We provide refugees with ongoing integration support through an after-school program, a refugee health promotion program and an ongoing employment program— but this service area is changing and expanding quickly! (See The Long Welcome below)

Community is the foundation of home. Without a strong sense of connection to the world around them, refugees cannot build a new life here. We work to connect our families to community partners, volunteers and mentors who can form a robust network of support around them.

The Long Welcome

our GOAL: to provide all refugees with full wrap-around integration support for 5 full years after arrival by the year 2025

In order to fulfill our vision of refugees and our community thriving together, we need to do more than just resettlement— we need a Long Welcome. That’s what we’re working towards. In the next 3-5 years, our vision is to have the programs and the resources in place so that all of our refugee families can become full contributing members of our community within 5 years of arrival in the US.

What does it mean to be a Refugee?

There’s a lot of talk about refugees out there, some of it accurate, some of it not. Refugee? Migrant? Displaced person? What exactly is a refugee?

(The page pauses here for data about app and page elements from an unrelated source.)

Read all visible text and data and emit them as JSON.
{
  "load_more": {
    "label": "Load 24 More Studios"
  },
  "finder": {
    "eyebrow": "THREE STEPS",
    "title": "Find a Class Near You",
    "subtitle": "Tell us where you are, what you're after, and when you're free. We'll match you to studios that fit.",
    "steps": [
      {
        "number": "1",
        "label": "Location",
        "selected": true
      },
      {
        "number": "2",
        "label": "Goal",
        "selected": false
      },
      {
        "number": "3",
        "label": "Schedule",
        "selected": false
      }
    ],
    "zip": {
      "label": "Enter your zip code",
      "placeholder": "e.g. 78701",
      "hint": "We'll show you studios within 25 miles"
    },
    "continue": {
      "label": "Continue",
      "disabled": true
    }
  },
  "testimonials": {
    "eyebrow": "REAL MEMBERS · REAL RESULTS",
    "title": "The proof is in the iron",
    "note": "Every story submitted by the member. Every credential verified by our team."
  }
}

Or, read this brief explanation from the UNHCR.


A refugee is a person who is unable or unwilling to return to his or her home country because of a “well-founded fear of persecution” due to race, membership in a particular social group, political opinion, religion, or national origin.

This definition is based on the United Nations 1951 Convention and 1967 Protocols relating to the Status of Refugees, which the United States became a party to in 1968. Following the Vietnam War and the country’s experience resettling Indochinese refugees, Congress passed the Refugee Act of 1980, which incorporated the Convention’s definition into U.S. law and provides the legal basis for today’s U.S. Refugee Admissions Program (USRAP). (Source: American Immigration Council)



There are many ways to support refugee families as they arrive in Northwest Arkansas


Canopy’s mission is to provide a robust network of support for refugees resettling in Northwest Arkansas. Our vision is to not only meet their basic needs, but to equip them with the tools to thrive as active members of the NWA community.


Sponsor a Refugee Family

Co-sponsors agree to visit the family regularly, have them over for meals, invite them to community events, take them on outings around town, and above all, be a friend to them. 

Volunteer with Canopy NWA

If you or your family are looking for tangible ways to help in the refugee crisis, but cannot commit to full co-sponsorship, please check out our full list of Volunteer Opportunities. 

Advocate for Refugees

Learn what defines a refugee, how they come to the US and how the US keeps its citizens safe throughout that process. Then, start spreading this information wherever you can. 

Financially Support Canopy 

Canopy is a public-private partnership. We receive limited state and federal funds to support our work, so we can only exist with the support of our generous community. 

News & Updates

Upcoming Events